113th Annual Conference - Portland, Oregon
Friday, November 6 - Sunday, November 8, 2015

Gothic I

Session Chair: 
Cheryl Edelson, Chaminade University of Honolulu
Session 5: Friday 5:40-7:10pm
Studio Suite (PH-ET)
Topic Area: 

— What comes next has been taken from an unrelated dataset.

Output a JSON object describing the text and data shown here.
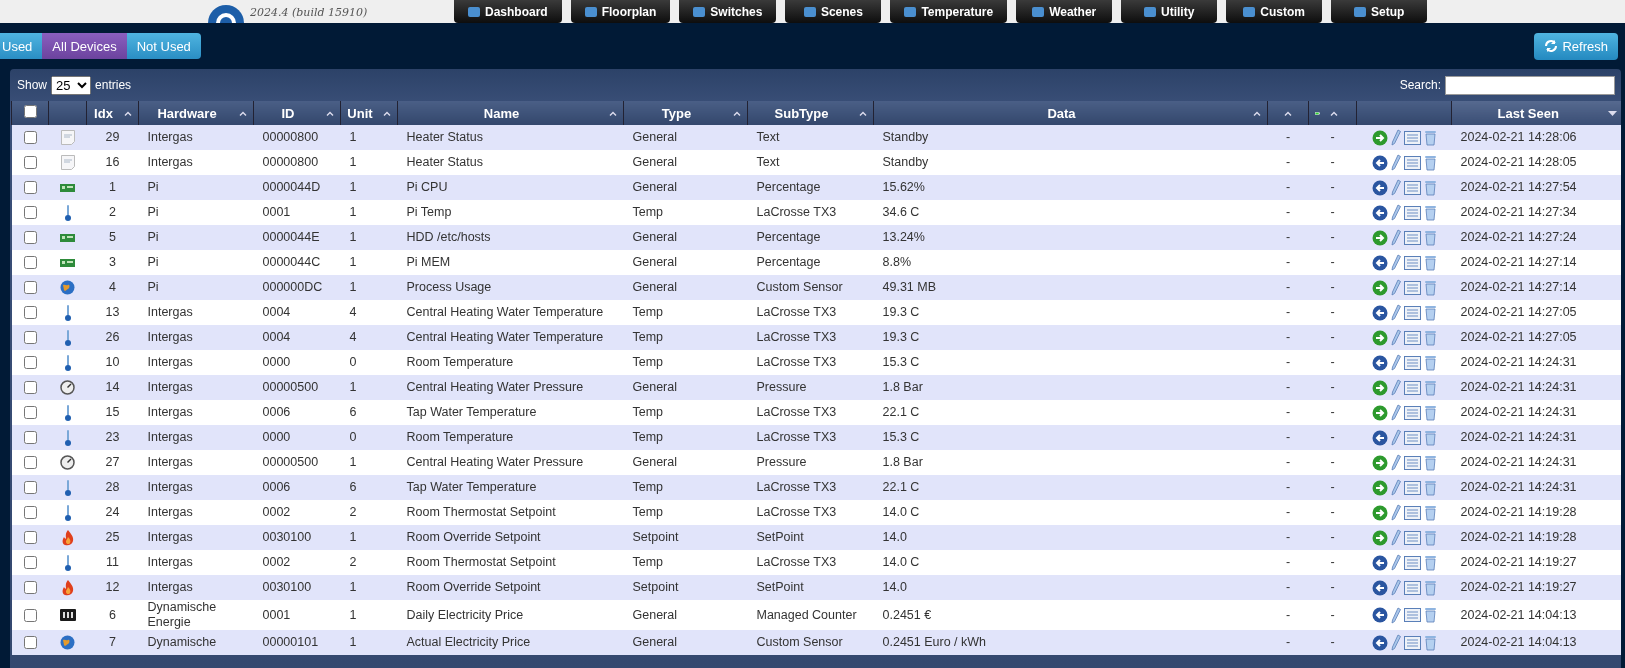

  1. Victoria Barnett-Woods, George Washington University
    This paper will discuss the Caribbean Gothic as a genre that incited both political and especially religious anxieties in the West Indian colonies. 
  2. Lori Martindale, Whatcom Community College
    In Edgar Allan Poe’s “Morella,” the narrator describes Morella as possessing arcane philosophical and literary knowledge; she studies theories of identity, ancient Poetry, Plato, and the German philosophies of Johann Gottlieb Fichte and Friedrich W. J. Schelling. Like Poe’s “Ligeia,” Morella dies and the doppelgänger returns. Morella, like Ligeia, Rowena, and Lenore, embodies the past and “play[s] the Teian with >time” (87) through a subsequent haunting of the narrator, illuminating the power of Poe’s dead characters.
  3. Kristen J. Davis, West Virginia University
    This analysis considers Richard Marsh’s 1897 gothic novel The Beetle in relation to fin de siècle anxieties, particularly sexual deviancy, empire, and venereal disease. At a time of “colonial syphiliphobia,” to extend Showalter’s term, The Beetle suggests the necessity of regulating venereal disease abroad to protect the vitality and superiority of the Mother country as it conservatively warns against the potential consequences of dabbling with the sexually “primitive” and “dangerous” Orient.
Session Cancelled: